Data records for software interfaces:
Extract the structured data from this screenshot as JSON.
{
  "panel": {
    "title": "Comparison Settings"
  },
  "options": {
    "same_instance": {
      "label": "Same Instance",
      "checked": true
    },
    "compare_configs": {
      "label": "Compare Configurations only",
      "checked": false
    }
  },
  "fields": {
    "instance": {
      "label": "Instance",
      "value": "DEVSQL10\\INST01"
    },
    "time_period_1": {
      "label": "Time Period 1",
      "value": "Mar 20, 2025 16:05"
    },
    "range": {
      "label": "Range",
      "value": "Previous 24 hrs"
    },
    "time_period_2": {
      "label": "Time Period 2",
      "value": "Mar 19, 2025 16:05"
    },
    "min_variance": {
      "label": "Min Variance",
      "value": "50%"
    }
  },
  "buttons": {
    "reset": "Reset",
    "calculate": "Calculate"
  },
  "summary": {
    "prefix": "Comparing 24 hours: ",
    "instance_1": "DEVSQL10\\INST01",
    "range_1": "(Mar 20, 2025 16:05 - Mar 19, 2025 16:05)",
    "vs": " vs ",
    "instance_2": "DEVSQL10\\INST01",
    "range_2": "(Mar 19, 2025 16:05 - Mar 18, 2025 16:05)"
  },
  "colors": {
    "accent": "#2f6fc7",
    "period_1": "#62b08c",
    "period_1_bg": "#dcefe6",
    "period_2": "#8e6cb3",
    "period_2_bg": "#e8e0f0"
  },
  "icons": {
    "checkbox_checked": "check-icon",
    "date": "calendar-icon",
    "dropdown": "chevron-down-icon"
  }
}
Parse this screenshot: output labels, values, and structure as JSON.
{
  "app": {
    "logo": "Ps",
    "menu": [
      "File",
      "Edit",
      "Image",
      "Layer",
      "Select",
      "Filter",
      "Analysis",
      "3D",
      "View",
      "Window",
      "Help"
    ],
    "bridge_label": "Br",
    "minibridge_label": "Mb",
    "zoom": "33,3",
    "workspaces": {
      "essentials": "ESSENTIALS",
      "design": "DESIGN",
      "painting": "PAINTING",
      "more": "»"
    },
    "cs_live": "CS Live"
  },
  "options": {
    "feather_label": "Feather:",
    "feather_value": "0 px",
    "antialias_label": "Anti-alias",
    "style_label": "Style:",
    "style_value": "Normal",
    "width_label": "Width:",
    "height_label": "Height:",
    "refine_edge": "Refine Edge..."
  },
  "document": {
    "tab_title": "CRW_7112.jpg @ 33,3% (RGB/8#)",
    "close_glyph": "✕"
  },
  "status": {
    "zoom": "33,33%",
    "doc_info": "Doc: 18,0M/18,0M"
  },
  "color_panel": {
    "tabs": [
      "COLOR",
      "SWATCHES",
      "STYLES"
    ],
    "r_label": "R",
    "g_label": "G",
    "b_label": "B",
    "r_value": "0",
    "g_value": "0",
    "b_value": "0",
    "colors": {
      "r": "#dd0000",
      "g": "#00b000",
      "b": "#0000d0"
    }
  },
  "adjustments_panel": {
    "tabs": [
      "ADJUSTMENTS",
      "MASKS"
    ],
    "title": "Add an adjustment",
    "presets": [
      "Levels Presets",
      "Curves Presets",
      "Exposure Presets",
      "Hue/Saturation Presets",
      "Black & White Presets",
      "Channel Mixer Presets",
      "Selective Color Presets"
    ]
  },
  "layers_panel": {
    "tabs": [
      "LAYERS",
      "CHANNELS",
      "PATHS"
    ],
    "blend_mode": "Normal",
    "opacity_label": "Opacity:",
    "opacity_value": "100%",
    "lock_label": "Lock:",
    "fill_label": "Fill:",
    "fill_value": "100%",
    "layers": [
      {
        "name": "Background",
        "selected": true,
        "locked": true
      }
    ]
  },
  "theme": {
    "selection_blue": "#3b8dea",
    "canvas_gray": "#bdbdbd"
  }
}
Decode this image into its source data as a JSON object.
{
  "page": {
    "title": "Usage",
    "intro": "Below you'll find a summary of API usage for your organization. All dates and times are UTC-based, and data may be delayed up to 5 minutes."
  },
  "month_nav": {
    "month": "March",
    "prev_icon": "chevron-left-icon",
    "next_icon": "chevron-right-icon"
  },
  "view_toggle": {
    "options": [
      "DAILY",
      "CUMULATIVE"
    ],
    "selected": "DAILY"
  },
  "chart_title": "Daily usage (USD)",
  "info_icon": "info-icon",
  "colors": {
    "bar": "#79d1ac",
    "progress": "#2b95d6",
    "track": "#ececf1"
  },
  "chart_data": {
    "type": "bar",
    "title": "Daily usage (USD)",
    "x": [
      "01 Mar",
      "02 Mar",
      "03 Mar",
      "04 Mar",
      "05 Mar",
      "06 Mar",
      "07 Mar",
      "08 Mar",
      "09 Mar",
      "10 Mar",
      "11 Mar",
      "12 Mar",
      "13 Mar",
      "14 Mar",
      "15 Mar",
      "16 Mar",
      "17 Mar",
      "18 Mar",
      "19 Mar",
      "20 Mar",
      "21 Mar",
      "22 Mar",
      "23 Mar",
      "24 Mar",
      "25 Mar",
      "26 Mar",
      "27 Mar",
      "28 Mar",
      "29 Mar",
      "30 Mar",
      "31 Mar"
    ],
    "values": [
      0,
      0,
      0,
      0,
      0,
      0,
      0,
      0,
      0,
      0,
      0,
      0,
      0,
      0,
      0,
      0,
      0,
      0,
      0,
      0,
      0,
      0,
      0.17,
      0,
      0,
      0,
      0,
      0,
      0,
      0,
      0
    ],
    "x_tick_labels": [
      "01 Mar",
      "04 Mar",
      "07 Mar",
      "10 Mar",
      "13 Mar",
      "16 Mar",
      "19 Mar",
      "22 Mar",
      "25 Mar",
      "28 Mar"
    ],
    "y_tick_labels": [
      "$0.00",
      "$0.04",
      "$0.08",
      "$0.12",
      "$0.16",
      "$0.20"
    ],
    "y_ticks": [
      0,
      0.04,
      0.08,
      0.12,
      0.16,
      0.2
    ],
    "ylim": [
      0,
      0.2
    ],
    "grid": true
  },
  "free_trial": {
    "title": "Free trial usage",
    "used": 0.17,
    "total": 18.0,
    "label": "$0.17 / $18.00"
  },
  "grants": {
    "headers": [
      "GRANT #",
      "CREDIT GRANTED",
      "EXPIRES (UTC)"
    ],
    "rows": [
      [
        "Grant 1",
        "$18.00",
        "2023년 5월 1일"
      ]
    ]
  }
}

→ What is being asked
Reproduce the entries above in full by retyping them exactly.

→ Problem solution
Extract the structured data from this screenshot as JSON.
{
  "panel": {
    "title": "Comparison Settings"
  },
  "options": {
    "same_instance": {
      "label": "Same Instance",
      "checked": true
    },
    "compare_configs": {
      "label": "Compare Configurations only",
      "checked": false
    }
  },
  "fields": {
    "instance": {
      "label": "Instance",
      "value": "DEVSQL10\\INST01"
    },
    "time_period_1": {
      "label": "Time Period 1",
      "value": "Mar 20, 2025 16:05"
    },
    "range": {
      "label": "Range",
      "value": "Previous 24 hrs"
    },
    "time_period_2": {
      "label": "Time Period 2",
      "value": "Mar 19, 2025 16:05"
    },
    "min_variance": {
      "label": "Min Variance",
      "value": "50%"
    }
  },
  "buttons": {
    "reset": "Reset",
    "calculate": "Calculate"
  },
  "summary": {
    "prefix": "Comparing 24 hours: ",
    "instance_1": "DEVSQL10\\INST01",
    "range_1": "(Mar 20, 2025 16:05 - Mar 19, 2025 16:05)",
    "vs": " vs ",
    "instance_2": "DEVSQL10\\INST01",
    "range_2": "(Mar 19, 2025 16:05 - Mar 18, 2025 16:05)"
  },
  "colors": {
    "accent": "#2f6fc7",
    "period_1": "#62b08c",
    "period_1_bg": "#dcefe6",
    "period_2": "#8e6cb3",
    "period_2_bg": "#e8e0f0"
  },
  "icons": {
    "checkbox_checked": "check-icon",
    "date": "calendar-icon",
    "dropdown": "chevron-down-icon"
  }
}
Parse this screenshot: output labels, values, and structure as JSON.
{
  "app": {
    "logo": "Ps",
    "menu": [
      "File",
      "Edit",
      "Image",
      "Layer",
      "Select",
      "Filter",
      "Analysis",
      "3D",
      "View",
      "Window",
      "Help"
    ],
    "bridge_label": "Br",
    "minibridge_label": "Mb",
    "zoom": "33,3",
    "workspaces": {
      "essentials": "ESSENTIALS",
      "design": "DESIGN",
      "painting": "PAINTING",
      "more": "»"
    },
    "cs_live": "CS Live"
  },
  "options": {
    "feather_label": "Feather:",
    "feather_value": "0 px",
    "antialias_label": "Anti-alias",
    "style_label": "Style:",
    "style_value": "Normal",
    "width_label": "Width:",
    "height_label": "Height:",
    "refine_edge": "Refine Edge..."
  },
  "document": {
    "tab_title": "CRW_7112.jpg @ 33,3% (RGB/8#)",
    "close_glyph": "✕"
  },
  "status": {
    "zoom": "33,33%",
    "doc_info": "Doc: 18,0M/18,0M"
  },
  "color_panel": {
    "tabs": [
      "COLOR",
      "SWATCHES",
      "STYLES"
    ],
    "r_label": "R",
    "g_label": "G",
    "b_label": "B",
    "r_value": "0",
    "g_value": "0",
    "b_value": "0",
    "colors": {
      "r": "#dd0000",
      "g": "#00b000",
      "b": "#0000d0"
    }
  },
  "adjustments_panel": {
    "tabs": [
      "ADJUSTMENTS",
      "MASKS"
    ],
    "title": "Add an adjustment",
    "presets": [
      "Levels Presets",
      "Curves Presets",
      "Exposure Presets",
      "Hue/Saturation Presets",
      "Black & White Presets",
      "Channel Mixer Presets",
      "Selective Color Presets"
    ]
  },
  "layers_panel": {
    "tabs": [
      "LAYERS",
      "CHANNELS",
      "PATHS"
    ],
    "blend_mode": "Normal",
    "opacity_label": "Opacity:",
    "opacity_value": "100%",
    "lock_label": "Lock:",
    "fill_label": "Fill:",
    "fill_value": "100%",
    "layers": [
      {
        "name": "Background",
        "selected": true,
        "locked": true
      }
    ]
  },
  "theme": {
    "selection_blue": "#3b8dea",
    "canvas_gray": "#bdbdbd"
  }
}
Decode this image into its source data as a JSON object.
{
  "page": {
    "title": "Usage",
    "intro": "Below you'll find a summary of API usage for your organization. All dates and times are UTC-based, and data may be delayed up to 5 minutes."
  },
  "month_nav": {
    "month": "March",
    "prev_icon": "chevron-left-icon",
    "next_icon": "chevron-right-icon"
  },
  "view_toggle": {
    "options": [
      "DAILY",
      "CUMULATIVE"
    ],
    "selected": "DAILY"
  },
  "chart_title": "Daily usage (USD)",
  "info_icon": "info-icon",
  "colors": {
    "bar": "#79d1ac",
    "progress": "#2b95d6",
    "track": "#ececf1"
  },
  "chart_data": {
    "type": "bar",
    "title": "Daily usage (USD)",
    "x": [
      "01 Mar",
      "02 Mar",
      "03 Mar",
      "04 Mar",
      "05 Mar",
      "06 Mar",
      "07 Mar",
      "08 Mar",
      "09 Mar",
      "10 Mar",
      "11 Mar",
      "12 Mar",
      "13 Mar",
      "14 Mar",
      "15 Mar",
      "16 Mar",
      "17 Mar",
      "18 Mar",
      "19 Mar",
      "20 Mar",
      "21 Mar",
      "22 Mar",
      "23 Mar",
      "24 Mar",
      "25 Mar",
      "26 Mar",
      "27 Mar",
      "28 Mar",
      "29 Mar",
      "30 Mar",
      "31 Mar"
    ],
    "values": [
      0,
      0,
      0,
      0,
      0,
      0,
      0,
      0,
      0,
      0,
      0,
      0,
      0,
      0,
      0,
      0,
      0,
      0,
      0,
      0,
      0,
      0,
      0.17,
      0,
      0,
      0,
      0,
      0,
      0,
      0,
      0
    ],
    "x_tick_labels": [
      "01 Mar",
      "04 Mar",
      "07 Mar",
      "10 Mar",
      "13 Mar",
      "16 Mar",
      "19 Mar",
      "22 Mar",
      "25 Mar",
      "28 Mar"
    ],
    "y_tick_labels": [
      "$0.00",
      "$0.04",
      "$0.08",
      "$0.12",
      "$0.16",
      "$0.20"
    ],
    "y_ticks": [
      0,
      0.04,
      0.08,
      0.12,
      0.16,
      0.2
    ],
    "ylim": [
      0,
      0.2
    ],
    "grid": true
  },
  "free_trial": {
    "title": "Free trial usage",
    "used": 0.17,
    "total": 18.0,
    "label": "$0.17 / $18.00"
  },
  "grants": {
    "headers": [
      "GRANT #",
      "CREDIT GRANTED",
      "EXPIRES (UTC)"
    ],
    "rows": [
      [
        "Grant 1",
        "$18.00",
        "2023년 5월 1일"
      ]
    ]
  }
}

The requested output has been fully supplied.